IT testing automation is an important concern of businesses, and a growing field in which IT professionals are able to make a name for themselves. If you are not already involved in automated IT testing, here are a few of the most important skills to have when holding an automation related position.
It's been really interesting to watch the dramatic uptick in activity around the automation space the last year or two. I don't need to go into too much detail on the benefits that automation offers here; consistency and scalability are two of the more prominent that come to mind. What has struck me, though, is that it feels like the way that companies are going about it is missing a key step.
The Sinkhole That is Manual Configuration Testing Testing is a crucial part of software development: it involves the execution of a program with the goal of locating errors. Successful tests are able to uncover new errors that can then be corrected before the software is released.
Testing environment configurations in enterprise environments manually with scripts is difficult, just because there are so many factors involved. These can include applications, hardware, and device compatibility issues that can arise at any point within the implementation, areas which may be difficult to determine in the pre-implementation stage. Worse yet, the larger the network infrastructure, the more time consuming and complicated the test and the implementation processes are. This is when Environment Drift and Stateless Systems can come into play.
Before delivery to the intended party, a system should be tested to figure out whether the requirements set forth in the contract have been met. Configuration acceptance testing is the fundamental means to assuage all doubts that the system will fall short of its intended purposes. It is an essential part of the testing phase of the Software Development Life-Cycle (SDLC), and perhaps the most vital in its category. The way in which the components of the system interact is the sure fire means of determining the susceptibility of the system to frequent errors and ultimately the strength of resistance to its implementation. Configuration acceptance testing is pivotal to the SDLC, and as such will be an integral part of the Application Life-cycle Management (ALM) policy of any firm. It reveals any available bugs and inadequacies in the system, enhancing the process of error correction and formulation of a suitable plan of action in the event undiscovered errors manifest and affect the system after it has been implemented.
This is a pretty common response we get from people we're explaining our product to. There is logic to it but we don't believe it's necessarily reasonable. To illustrate our viewpoint on this we thought we'd paraphrase a conversation we had with a prospective client recently.

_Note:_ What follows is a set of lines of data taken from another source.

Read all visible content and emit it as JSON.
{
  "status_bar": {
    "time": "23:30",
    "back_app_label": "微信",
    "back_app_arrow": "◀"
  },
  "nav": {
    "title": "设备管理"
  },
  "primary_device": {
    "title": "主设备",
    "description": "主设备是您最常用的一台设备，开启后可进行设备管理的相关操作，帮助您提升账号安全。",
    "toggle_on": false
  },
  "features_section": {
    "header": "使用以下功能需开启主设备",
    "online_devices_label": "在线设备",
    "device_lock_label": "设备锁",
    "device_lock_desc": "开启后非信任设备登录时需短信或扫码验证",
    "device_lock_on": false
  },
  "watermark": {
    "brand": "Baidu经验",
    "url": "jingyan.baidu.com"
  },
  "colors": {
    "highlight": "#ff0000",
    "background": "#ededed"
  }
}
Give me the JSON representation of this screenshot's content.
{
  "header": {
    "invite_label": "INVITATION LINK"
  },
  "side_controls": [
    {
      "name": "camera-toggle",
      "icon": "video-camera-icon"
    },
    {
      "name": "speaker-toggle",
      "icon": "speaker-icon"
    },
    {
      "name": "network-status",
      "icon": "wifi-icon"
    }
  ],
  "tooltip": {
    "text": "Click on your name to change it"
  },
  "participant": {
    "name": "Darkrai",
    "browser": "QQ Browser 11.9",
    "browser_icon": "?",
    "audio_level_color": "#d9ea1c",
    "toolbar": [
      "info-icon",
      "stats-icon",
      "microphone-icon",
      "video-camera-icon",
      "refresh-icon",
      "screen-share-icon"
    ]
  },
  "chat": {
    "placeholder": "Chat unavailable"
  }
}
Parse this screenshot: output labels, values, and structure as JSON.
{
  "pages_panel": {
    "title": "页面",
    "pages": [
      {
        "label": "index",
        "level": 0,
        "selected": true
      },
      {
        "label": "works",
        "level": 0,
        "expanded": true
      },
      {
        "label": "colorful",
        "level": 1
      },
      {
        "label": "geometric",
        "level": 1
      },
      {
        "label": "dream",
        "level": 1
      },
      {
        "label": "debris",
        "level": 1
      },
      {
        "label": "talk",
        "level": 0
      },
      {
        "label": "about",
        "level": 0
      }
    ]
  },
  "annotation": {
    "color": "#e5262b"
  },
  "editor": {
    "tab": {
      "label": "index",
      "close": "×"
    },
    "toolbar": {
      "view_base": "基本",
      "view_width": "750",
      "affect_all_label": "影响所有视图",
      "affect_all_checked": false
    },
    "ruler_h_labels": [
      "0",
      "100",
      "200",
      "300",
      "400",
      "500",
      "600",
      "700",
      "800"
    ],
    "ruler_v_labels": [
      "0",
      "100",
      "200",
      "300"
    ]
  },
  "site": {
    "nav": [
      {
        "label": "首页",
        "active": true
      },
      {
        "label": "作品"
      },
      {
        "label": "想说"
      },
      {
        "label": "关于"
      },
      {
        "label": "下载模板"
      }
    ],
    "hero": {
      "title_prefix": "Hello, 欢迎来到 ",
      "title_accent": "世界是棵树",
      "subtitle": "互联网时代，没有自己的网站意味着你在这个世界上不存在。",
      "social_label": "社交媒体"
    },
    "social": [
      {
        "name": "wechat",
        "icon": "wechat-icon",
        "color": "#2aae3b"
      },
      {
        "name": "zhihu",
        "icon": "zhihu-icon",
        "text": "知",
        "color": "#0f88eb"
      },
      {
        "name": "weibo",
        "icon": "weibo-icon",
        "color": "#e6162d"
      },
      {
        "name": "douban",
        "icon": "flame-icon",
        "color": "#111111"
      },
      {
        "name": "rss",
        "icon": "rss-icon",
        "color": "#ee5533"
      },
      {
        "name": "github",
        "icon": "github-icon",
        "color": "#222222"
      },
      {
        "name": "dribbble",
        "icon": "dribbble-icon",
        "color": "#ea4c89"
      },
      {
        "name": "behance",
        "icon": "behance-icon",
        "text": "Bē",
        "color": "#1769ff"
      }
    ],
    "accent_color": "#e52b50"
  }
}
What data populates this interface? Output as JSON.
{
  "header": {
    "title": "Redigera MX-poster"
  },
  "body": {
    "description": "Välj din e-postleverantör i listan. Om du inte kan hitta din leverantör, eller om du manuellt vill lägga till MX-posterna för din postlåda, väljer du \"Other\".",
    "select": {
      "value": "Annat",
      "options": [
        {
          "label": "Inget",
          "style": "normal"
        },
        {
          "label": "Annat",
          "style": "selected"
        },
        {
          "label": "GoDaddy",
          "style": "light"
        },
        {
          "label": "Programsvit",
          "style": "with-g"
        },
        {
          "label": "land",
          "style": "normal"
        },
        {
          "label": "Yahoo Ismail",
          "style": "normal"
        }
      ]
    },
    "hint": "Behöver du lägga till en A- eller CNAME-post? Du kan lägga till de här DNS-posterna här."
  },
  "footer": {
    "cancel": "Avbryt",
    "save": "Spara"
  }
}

You've used Chef/Puppet to automate your infrastructure, you can provision your virtual environment from scratch and deploy all your applications in minute. It’s magical. You've achieved Configuration Management Nirvana. What you've built is repeatable, saves time, increases efficiency and removes human error.